In its most recent read on “mass affluent” consumers, Collinson Group found that these shoppers in the U.S. are more apathetic to loyalty programs compared with their counterparts around the globe — but they crave programs with a high degree of personalization.
The research also shed light on why many consumers in this segment of the population are more mindful of their spending habits.
The global survey polled more than 6,000 consumers who are in the top 10 to 15 percent of earners in the U.S., Australia, Brazil, China, France, Hong Kong, India, Singapore, the UAE and the U.K. The researchers described the survey respondents as “affluent middle class consumers” who are “highly prized by global brands due to their higher spending potential, as well as the aspirational influence they have on other consumers.”
The key findings for the U.S. consumers in the report include that the “level of apathy shown by consumers in the U.S. toward loyalty programs is above the global average of 35 percent.” And while the researchers said more personalized programs were in demand in the U.S. — especially with companies and brands that were “easy to do business with,” the three most popular types of loyalty programs — credit cards, airlines and supermarkets — all experienced declining membership since the last survey in 2014.
Frequent flyer programs dropped to 66 percent membership rate from 80 percent while supermarket loyalty memberships dropped to 69 percent from 71 percent. Credit card program memberships fell to 63 percent from 68 percent in 2014.
Regarding travel, the survey found the “affluent middle class is traveling slightly less now compared to 2014, but when they do it is in style, as the business, first-class and premium-economy segments have all seen increases. The survey also found that Internet access is critical for travelers.”

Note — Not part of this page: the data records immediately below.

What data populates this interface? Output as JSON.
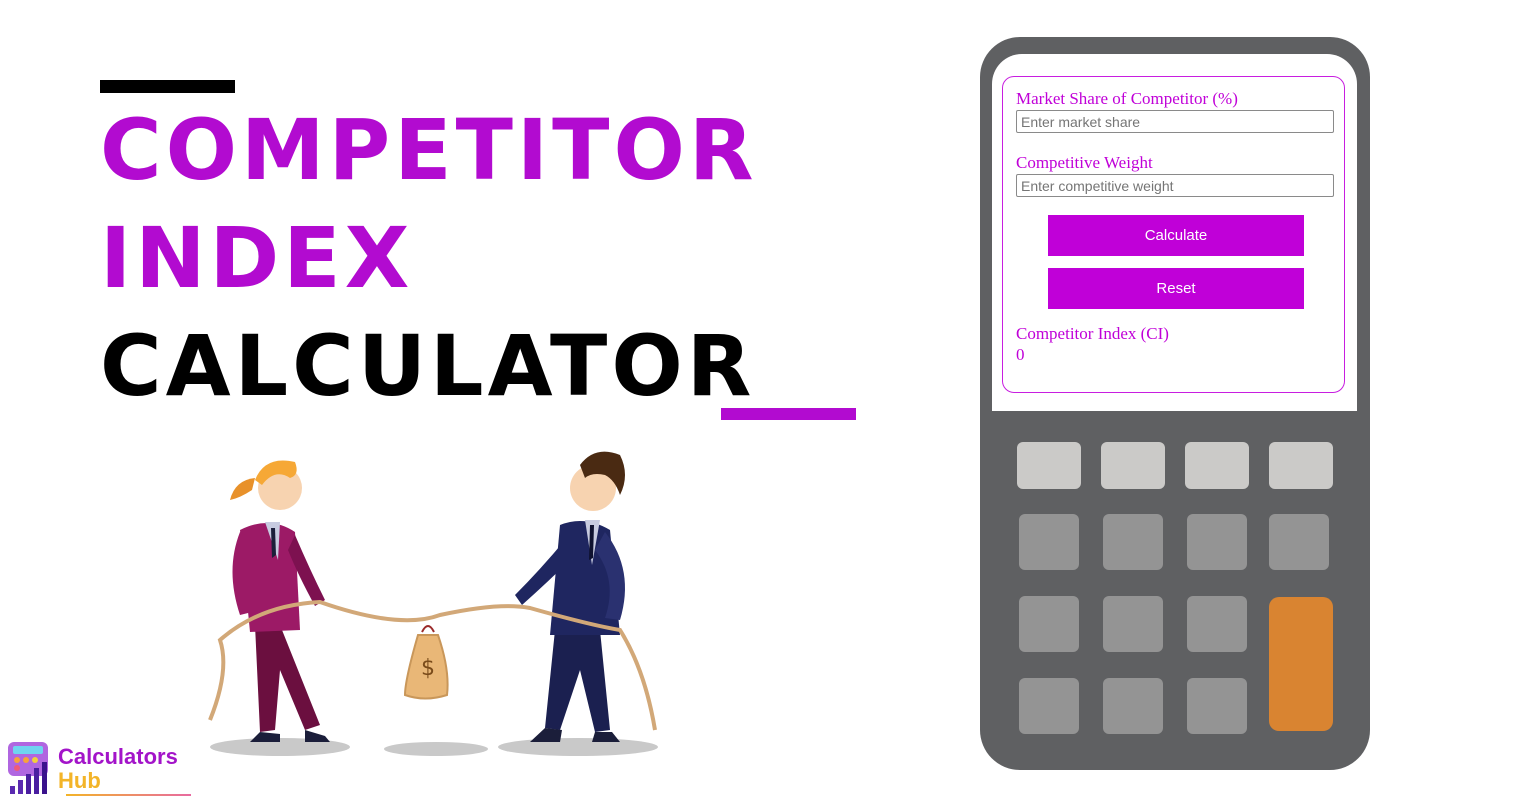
{
  "title": {
    "line1": "COMPETITOR",
    "line2": "INDEX",
    "line3": "CALCULATOR"
  },
  "colors": {
    "accent": "#b20bd0",
    "button": "#c000d8",
    "calculator_body": "#5f6062",
    "key_light": "#cbcac8",
    "key_mid": "#949494",
    "key_orange": "#d98431"
  },
  "form": {
    "market_share_label": "Market Share of Competitor (%)",
    "market_share_placeholder": "Enter market share",
    "weight_label": "Competitive Weight",
    "weight_placeholder": "Enter competitive weight",
    "calculate_label": "Calculate",
    "reset_label": "Reset",
    "result_label": "Competitor Index (CI)",
    "result_value": "0"
  },
  "brand": {
    "name_line1": "Calculators",
    "name_line2": "Hub"
  },
  "illustration": {
    "description": "Two business people in tug-of-war over a money bag",
    "bag_symbol": "$"
  }
}
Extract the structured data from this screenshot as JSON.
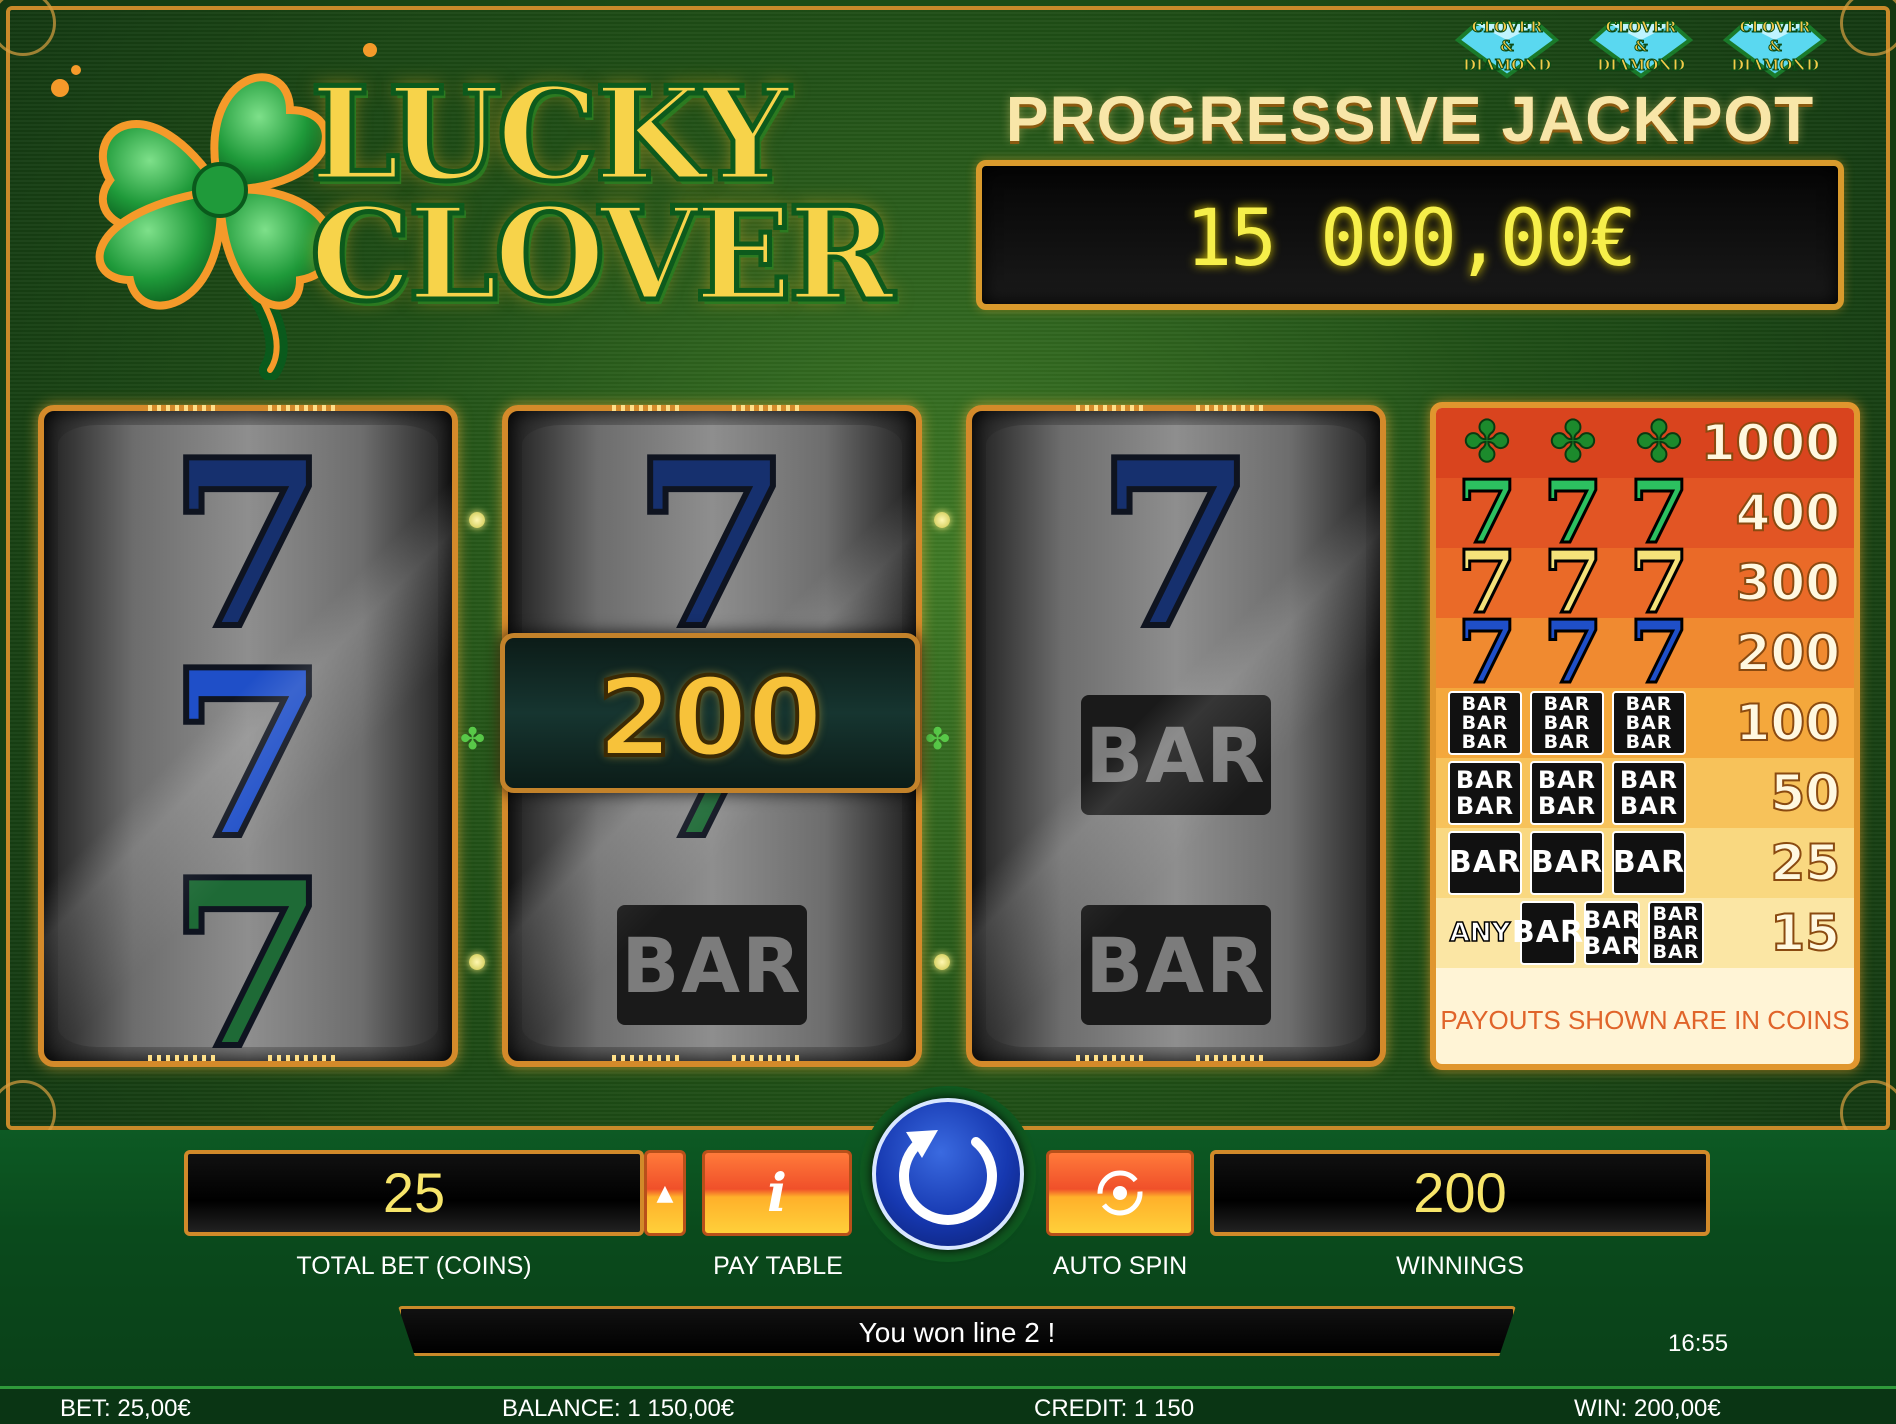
{
  "game": {
    "logo_lines": [
      "LUCKY",
      "CLOVER"
    ],
    "badge_text": [
      "CLOVER",
      "&",
      "DIAMOND"
    ]
  },
  "jackpot": {
    "title": "PROGRESSIVE JACKPOT",
    "value": "15 000,00€"
  },
  "reels": [
    {
      "symbols": [
        "seven-blue-dark",
        "seven-blue",
        "seven-green"
      ]
    },
    {
      "symbols": [
        "seven-blue-dark",
        "seven-green",
        "bar"
      ]
    },
    {
      "symbols": [
        "seven-blue-dark",
        "bar",
        "bar"
      ]
    }
  ],
  "win_banner": {
    "value": "200"
  },
  "bar_text": "BAR",
  "paytable": {
    "rows": [
      {
        "symbol": "clover",
        "payout": "1000"
      },
      {
        "symbol": "seven-green",
        "payout": "400"
      },
      {
        "symbol": "seven-yellow",
        "payout": "300"
      },
      {
        "symbol": "seven-blue",
        "payout": "200"
      },
      {
        "symbol": "triple-bar",
        "payout": "100"
      },
      {
        "symbol": "double-bar",
        "payout": "50"
      },
      {
        "symbol": "single-bar",
        "payout": "25"
      },
      {
        "symbol": "any-bar",
        "payout": "15",
        "any_label": "ANY"
      }
    ],
    "footer": "PAYOUTS SHOWN ARE IN COINS",
    "row_colors": [
      "#d9441e",
      "#e25524",
      "#ea6a28",
      "#f08a30",
      "#f4a83c",
      "#f7c25a",
      "#f9d880",
      "#fbe6a4"
    ]
  },
  "controls": {
    "total_bet_value": "25",
    "total_bet_label": "TOTAL BET (COINS)",
    "pay_table_label": "PAY TABLE",
    "auto_spin_label": "AUTO SPIN",
    "winnings_value": "200",
    "winnings_label": "WINNINGS",
    "status_message": "You won line 2 !",
    "clock": "16:55"
  },
  "bottom_bar": {
    "bet": "BET: 25,00€",
    "balance": "BALANCE: 1 150,00€",
    "credit": "CREDIT: 1 150",
    "win": "WIN: 200,00€"
  },
  "colors": {
    "accent_gold": "#d48a2a",
    "jackpot_digits": "#f6ef4a",
    "seven_blue": "#1f4fc8",
    "seven_blue_dark": "#16306e",
    "seven_green": "#1e6a36",
    "seven_yellow": "#f4e27a",
    "felt_green": "#1f4e16"
  }
}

In this year’s report, the researchers classified the mass affluent into three demographic “tribes” based on their shopping behavior and purchasing patterns. The purpose is to help retailers and brands get a better read on shoppers via consumer personas.
The largest “tribe” are the “prudent planners” at 56 percent, which the researcher describe as “cautious spenders who spend time with family as a top indulgence and rarely make impulse purchases.” For marketers, this group is likely a tough nut to crack since 73 percent said “saving for the future” was a priority.
At 31 percent, the “modernist spenders” were the second largest group, which the report classified as “frequent, tech-savvy travelers who spend mostly on business.” Forty-eight percent of this tribe ranked “new gadgets and technology as a top indulgence when it comes to spending money.”
Lastly, the “experientials” make up 13 percent of the mass affluent and are described as “younger spenders who prioritize leisure, vacation, and travel apps and rewards.” Seventy-two percent of this group listed “going on more vacations” as a top spending priority.
Collinson Group is based in London, and counts American Express, Samsung, Harrods and Hilton as among its clients.